Global Health Division

The Mission of the Global Health Division is to improve the health outcomes of patients affected by emergencies both outside and within the borders of the United States. This is accomplished through developing a cadre of fellows, residents and medical students with the skills and tools to help build better systems of care for patients with acute medical needs. These providers develop a deep understanding of factors that impact health inequities and prevent patients from receiving proper care. The work of the division is through partnership with ministries of health, governmental and non-governmental agencies, and academic institutions to design, implement, and evaluate programs to decrease inequities, promote social justice and improve the care of patients with emergencies.

The primary focus of the division is Emergency Medicine capacity building in global settings in Latin America, Africa, and Asia. However, faculty within the division have expertise across a broad range of subject matters including travel and tropical medicine and infectious diseases; disaster relief; comprehensive assistance to asylum seekers and torture victims; and the strengthening of emergency medical services to Native American populations in the United States. The division has  over 15 years of experience and growth, and has helped to build capacity in the delivery of emergency services in 17 countries and throughout resource poor geographies in the United States.  

Faculty within the division work with their global, domestic, and local partners, with significant contributions from our fellows, residents, and students, to build capacity through the design and implementation of programs, research, advocacy, policy development and dissemination of lessons learned through peer-reviewed publications, chapters, white papers, and national and global presentations. The Division supports a Global Health fellowship and a Global Health Resident Track. The Global Health fellowship was created in 2010 and through 2021 has trained twenty-two fellows, many of whom have gone on to become leaders in the field. The resident track includes a dedicated global health curriculum with monthly case reports and lectures, Global Health Day Lecture Series, and field rotations.

The project has ongoing and developing programs in the Dominican Republic, Tanzania, Nepal, India, Native American territories in the Albuquerque and Great Plains Areas, New York City, and the U.S.-Mexico border.
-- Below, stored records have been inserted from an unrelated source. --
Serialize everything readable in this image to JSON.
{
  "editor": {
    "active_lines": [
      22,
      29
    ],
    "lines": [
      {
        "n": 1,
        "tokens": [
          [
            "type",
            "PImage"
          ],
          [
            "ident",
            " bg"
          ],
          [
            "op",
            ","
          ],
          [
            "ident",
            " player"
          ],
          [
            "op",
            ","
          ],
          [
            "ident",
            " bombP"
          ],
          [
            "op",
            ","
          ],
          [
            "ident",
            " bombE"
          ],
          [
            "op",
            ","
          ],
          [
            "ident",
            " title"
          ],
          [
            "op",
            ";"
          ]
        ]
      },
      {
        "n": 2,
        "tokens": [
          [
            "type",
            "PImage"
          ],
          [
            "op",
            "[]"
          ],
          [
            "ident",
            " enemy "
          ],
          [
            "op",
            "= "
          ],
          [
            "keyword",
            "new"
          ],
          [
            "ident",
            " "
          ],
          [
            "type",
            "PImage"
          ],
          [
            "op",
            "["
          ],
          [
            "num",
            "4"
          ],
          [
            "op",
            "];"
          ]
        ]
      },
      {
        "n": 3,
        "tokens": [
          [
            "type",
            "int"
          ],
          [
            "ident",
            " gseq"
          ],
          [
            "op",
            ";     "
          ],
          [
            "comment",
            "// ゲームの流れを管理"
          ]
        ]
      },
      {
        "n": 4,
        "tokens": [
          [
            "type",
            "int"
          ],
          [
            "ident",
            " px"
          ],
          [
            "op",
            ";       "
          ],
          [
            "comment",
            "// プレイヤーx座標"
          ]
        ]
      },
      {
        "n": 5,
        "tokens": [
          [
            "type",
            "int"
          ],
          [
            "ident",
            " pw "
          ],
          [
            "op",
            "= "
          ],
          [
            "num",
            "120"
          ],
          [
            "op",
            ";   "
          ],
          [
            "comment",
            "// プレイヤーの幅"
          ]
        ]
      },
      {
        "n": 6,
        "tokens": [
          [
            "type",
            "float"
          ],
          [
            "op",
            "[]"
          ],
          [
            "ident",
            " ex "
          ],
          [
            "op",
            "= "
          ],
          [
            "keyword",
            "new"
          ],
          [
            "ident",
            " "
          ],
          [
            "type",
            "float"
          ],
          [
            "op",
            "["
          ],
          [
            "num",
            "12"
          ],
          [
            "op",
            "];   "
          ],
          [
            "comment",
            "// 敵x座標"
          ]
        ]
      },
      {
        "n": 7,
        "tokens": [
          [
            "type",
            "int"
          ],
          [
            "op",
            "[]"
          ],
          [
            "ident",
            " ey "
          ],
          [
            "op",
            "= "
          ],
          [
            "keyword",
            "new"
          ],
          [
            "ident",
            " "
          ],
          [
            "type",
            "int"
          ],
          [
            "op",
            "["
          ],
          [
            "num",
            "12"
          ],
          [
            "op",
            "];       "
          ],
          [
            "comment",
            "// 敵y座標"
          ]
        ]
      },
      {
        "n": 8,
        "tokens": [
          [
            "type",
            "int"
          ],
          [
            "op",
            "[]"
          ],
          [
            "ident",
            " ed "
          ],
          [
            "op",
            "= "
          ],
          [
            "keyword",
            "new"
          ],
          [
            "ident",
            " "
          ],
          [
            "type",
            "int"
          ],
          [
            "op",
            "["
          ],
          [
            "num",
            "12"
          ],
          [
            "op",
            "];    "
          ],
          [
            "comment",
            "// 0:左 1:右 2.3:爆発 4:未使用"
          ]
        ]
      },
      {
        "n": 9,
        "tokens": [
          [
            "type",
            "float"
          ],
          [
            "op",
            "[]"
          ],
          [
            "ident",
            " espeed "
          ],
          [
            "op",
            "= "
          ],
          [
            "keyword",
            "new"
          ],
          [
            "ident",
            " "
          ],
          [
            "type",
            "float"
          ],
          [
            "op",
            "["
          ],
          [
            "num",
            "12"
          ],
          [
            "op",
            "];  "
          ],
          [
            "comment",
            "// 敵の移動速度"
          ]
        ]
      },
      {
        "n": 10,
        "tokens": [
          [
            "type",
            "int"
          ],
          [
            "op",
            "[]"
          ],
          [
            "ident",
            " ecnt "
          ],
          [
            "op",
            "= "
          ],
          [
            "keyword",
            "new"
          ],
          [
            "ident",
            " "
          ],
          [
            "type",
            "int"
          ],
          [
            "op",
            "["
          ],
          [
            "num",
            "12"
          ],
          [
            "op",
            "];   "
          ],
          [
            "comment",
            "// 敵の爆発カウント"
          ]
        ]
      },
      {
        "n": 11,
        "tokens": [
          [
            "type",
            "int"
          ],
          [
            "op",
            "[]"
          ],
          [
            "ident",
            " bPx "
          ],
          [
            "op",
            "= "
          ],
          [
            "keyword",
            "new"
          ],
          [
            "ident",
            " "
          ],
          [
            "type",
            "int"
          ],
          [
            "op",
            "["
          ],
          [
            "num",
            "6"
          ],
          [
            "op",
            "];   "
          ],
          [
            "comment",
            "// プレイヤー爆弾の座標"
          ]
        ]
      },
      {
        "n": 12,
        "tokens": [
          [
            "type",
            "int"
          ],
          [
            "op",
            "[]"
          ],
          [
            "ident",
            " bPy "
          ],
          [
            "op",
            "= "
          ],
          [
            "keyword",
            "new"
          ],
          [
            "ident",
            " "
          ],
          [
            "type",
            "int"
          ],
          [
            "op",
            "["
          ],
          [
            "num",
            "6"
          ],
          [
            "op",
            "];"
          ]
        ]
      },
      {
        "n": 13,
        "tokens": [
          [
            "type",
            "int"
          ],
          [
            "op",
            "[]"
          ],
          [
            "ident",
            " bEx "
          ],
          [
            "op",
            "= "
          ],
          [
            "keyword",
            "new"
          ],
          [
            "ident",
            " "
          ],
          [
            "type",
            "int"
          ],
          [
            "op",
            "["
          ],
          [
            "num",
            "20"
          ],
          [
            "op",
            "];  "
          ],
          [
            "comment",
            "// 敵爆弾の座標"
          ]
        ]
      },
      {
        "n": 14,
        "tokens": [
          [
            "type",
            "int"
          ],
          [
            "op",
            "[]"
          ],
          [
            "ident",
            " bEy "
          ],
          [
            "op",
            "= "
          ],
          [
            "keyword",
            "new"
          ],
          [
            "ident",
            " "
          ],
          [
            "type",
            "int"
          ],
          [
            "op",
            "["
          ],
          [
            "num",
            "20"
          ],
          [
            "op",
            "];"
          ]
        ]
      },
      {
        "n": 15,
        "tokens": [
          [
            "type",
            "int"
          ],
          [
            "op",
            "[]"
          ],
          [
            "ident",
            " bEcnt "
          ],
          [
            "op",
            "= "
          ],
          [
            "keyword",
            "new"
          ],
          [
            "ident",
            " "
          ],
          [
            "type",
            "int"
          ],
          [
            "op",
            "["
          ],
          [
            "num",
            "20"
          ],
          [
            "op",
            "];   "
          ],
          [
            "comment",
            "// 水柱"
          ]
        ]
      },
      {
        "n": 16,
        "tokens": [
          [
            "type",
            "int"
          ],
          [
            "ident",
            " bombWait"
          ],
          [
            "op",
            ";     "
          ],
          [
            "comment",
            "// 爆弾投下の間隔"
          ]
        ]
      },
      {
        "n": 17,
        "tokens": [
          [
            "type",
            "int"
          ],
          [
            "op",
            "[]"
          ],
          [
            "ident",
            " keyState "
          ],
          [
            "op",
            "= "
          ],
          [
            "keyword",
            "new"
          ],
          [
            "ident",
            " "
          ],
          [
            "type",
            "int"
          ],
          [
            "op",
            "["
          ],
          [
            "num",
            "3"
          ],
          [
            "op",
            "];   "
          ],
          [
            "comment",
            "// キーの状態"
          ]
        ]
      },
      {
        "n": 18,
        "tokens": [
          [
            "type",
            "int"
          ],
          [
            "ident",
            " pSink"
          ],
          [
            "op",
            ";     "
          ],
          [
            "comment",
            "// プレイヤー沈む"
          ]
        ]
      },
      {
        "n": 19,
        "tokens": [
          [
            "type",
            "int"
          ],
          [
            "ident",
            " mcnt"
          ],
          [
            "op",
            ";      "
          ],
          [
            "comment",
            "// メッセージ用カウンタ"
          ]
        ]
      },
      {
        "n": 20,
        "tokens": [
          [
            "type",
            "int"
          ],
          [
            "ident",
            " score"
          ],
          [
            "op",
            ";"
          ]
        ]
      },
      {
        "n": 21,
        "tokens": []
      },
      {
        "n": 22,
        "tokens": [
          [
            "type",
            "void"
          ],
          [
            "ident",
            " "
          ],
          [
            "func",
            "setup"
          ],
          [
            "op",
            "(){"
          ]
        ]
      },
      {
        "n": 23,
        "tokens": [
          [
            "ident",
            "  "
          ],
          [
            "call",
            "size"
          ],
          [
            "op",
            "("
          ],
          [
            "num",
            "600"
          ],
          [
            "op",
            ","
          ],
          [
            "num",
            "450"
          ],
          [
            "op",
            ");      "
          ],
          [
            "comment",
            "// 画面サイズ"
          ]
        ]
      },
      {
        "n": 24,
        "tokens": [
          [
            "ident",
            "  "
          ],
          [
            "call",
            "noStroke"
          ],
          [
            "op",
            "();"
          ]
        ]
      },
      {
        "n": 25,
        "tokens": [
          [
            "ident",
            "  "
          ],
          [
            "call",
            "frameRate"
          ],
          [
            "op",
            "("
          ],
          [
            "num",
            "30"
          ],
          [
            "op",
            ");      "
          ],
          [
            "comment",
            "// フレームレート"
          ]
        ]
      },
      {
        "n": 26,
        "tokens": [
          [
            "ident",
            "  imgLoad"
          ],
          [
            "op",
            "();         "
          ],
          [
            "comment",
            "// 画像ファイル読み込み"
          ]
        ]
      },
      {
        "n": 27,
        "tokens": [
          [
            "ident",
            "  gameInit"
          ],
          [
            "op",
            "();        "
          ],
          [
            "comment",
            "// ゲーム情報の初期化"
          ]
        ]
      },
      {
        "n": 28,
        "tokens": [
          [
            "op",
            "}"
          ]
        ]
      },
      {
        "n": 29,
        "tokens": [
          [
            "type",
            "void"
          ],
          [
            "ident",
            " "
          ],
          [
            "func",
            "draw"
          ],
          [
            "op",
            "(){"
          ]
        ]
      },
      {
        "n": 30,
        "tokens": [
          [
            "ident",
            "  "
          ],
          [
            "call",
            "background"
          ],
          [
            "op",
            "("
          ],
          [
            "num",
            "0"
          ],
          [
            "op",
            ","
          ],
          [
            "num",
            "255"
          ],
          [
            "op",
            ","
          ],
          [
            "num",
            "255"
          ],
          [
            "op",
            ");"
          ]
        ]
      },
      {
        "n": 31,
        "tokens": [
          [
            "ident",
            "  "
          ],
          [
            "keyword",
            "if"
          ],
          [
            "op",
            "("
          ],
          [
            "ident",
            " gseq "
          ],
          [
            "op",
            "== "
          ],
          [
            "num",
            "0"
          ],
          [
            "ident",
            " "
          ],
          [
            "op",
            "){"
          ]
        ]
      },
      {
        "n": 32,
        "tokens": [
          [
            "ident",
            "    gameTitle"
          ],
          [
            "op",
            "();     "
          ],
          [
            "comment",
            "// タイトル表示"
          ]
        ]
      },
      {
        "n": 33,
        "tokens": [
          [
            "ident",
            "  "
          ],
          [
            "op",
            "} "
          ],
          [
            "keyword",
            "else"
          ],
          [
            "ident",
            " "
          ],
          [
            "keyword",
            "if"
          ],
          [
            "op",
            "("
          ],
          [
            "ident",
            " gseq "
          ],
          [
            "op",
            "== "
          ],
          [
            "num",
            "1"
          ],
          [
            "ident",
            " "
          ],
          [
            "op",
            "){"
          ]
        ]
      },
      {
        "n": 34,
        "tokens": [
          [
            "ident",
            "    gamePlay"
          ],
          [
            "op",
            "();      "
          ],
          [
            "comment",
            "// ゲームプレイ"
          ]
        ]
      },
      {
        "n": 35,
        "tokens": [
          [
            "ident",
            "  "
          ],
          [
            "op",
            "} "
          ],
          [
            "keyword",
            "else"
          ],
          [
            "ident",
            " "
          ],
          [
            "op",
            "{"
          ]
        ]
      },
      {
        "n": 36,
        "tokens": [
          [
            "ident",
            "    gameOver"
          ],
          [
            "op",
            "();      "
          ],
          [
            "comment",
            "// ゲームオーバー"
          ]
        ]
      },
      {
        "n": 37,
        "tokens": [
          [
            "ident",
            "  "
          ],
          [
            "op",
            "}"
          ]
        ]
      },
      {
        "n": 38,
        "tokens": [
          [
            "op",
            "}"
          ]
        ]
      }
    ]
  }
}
Current research within the division include the Serum Markers in Covid-19 (SMAC) Study, Covid-19 International Traveler Sentinel Surveillance (CITrSS) Study, a systematic review of injury mortality in international travelers, and an evaluation of the impact of WHO Basic Emergency Care course on nursing care in Tanzania.